A human partner returns a specific response after a robot acts a specific social cue. We define this as interaction rules. The partner and robot continuously search for and co-create interaction rules as inspired by social games played between an infant and a caregiver. We propose a scheme composed of “making response prediction,” “confirming response prediction,” and “habituation/dishabituation to response prediction,” and developed a robot model composed of response-predictability and response-habituation. The robot generates actions, observes the partner's response, and get to predict them. It identifies relationships between its actions and the responses, and generates actions to confirm specific responses from the partner. The interaction is reciprocated as a result. After it is habituated to the responses, it inhibits the confirmation and generates other actions. This makes a chance for other rules. We conducted experiments in human-robot interaction using a ball based on this model to investigate whether response-habituation is needed or not, while response-prediction is required by the definition of interaction rules. As a result, analysis with causality measure proved that an appropriate response-habituation supports interaction reciprocation. Various patterns of interaction emerged, such as passing the ball back and forth, rolling and catching, feint passing, and role-reversal feint passing. Response-predictability increases when an interaction is reciprocated. Then response-habituation increases and the dyad quits the reciprocated interaction and search for another rule, indicating that the scheme and the model work.
Imitation is a very complicated function which requires a body mapping (a mapping from observed body motions to motor commands) that can discriminate between self motions and those of others. The developmental mechanism of this sophisticated capability, and the order in which the required abilities arise, is poorly understood. In this article, we present a mechanism for the development of imitation through a simulation of infant-caregiver interaction.
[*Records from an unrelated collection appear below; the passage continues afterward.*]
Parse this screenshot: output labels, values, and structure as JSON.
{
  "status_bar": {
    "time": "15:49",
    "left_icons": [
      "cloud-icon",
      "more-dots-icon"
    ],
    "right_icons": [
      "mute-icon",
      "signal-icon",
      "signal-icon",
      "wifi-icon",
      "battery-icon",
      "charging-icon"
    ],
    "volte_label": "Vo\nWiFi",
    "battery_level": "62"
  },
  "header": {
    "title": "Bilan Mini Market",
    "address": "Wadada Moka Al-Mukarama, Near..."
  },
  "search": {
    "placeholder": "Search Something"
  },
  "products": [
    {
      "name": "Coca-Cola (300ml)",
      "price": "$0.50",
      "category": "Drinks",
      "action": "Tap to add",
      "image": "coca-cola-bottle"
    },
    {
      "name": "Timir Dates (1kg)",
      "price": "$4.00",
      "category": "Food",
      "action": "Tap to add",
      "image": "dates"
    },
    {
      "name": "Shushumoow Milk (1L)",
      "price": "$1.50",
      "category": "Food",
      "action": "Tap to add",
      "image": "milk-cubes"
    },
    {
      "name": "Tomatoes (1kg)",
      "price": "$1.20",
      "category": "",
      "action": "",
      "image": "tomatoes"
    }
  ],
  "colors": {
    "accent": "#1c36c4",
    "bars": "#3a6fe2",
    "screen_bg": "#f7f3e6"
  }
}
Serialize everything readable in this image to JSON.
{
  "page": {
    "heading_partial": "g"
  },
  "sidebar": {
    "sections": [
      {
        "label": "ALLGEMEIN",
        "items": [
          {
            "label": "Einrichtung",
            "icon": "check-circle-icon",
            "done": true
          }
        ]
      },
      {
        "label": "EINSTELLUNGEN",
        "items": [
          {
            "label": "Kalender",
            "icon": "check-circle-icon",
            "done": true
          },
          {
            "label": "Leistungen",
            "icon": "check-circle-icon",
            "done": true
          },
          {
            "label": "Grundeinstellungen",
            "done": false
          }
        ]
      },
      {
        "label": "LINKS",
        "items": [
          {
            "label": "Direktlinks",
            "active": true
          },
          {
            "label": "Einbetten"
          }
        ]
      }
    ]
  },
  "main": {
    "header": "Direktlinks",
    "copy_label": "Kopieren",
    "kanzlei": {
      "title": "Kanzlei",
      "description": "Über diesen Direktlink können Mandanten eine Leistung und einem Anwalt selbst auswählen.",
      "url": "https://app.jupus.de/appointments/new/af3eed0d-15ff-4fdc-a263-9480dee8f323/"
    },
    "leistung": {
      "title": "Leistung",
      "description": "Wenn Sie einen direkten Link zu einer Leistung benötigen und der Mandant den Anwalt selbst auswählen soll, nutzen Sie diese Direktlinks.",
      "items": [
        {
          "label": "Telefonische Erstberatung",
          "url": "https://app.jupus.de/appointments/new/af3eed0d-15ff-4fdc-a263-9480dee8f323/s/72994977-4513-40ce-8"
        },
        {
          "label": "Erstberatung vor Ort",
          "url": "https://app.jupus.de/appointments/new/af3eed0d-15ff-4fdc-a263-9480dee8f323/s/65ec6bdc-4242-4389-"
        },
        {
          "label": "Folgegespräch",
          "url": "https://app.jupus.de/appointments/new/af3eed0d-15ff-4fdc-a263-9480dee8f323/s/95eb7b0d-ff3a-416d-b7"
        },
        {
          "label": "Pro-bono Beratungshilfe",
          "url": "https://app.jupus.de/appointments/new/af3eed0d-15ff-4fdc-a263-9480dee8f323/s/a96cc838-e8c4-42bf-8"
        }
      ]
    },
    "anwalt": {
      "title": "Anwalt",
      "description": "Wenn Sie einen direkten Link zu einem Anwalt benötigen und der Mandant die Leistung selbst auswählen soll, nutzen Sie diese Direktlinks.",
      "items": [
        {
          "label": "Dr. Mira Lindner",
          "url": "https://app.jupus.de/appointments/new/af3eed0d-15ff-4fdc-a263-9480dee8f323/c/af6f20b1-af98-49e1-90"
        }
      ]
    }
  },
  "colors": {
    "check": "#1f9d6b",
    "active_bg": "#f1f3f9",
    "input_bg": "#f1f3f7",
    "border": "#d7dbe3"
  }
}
A model was created to acquire a body mapping, which is necessary for successful mutual imitation in infant-caregiver interaction, while discriminating self-motion from the other's motion. The ability to predict motions and the time delay between performing a motion and observing any correleated motion provides clues to assist the development of the body mapping. The simulation results show that the development of imitation capabilities depends on a predictability preference (a function of how an agent decides regarding the options ‘what to imitate,’ given its ability to predict motions). In addition, the simulated infants in our system are able to develop the components of a healthy body mapping in order, that is, relating self motion first, followed by an understanding of others' motions. This order of development emerges spontaneously without the need of any explicit mechanism or any partitioning of interaction. These results suggest that this predictability preference is an important factor in infant development.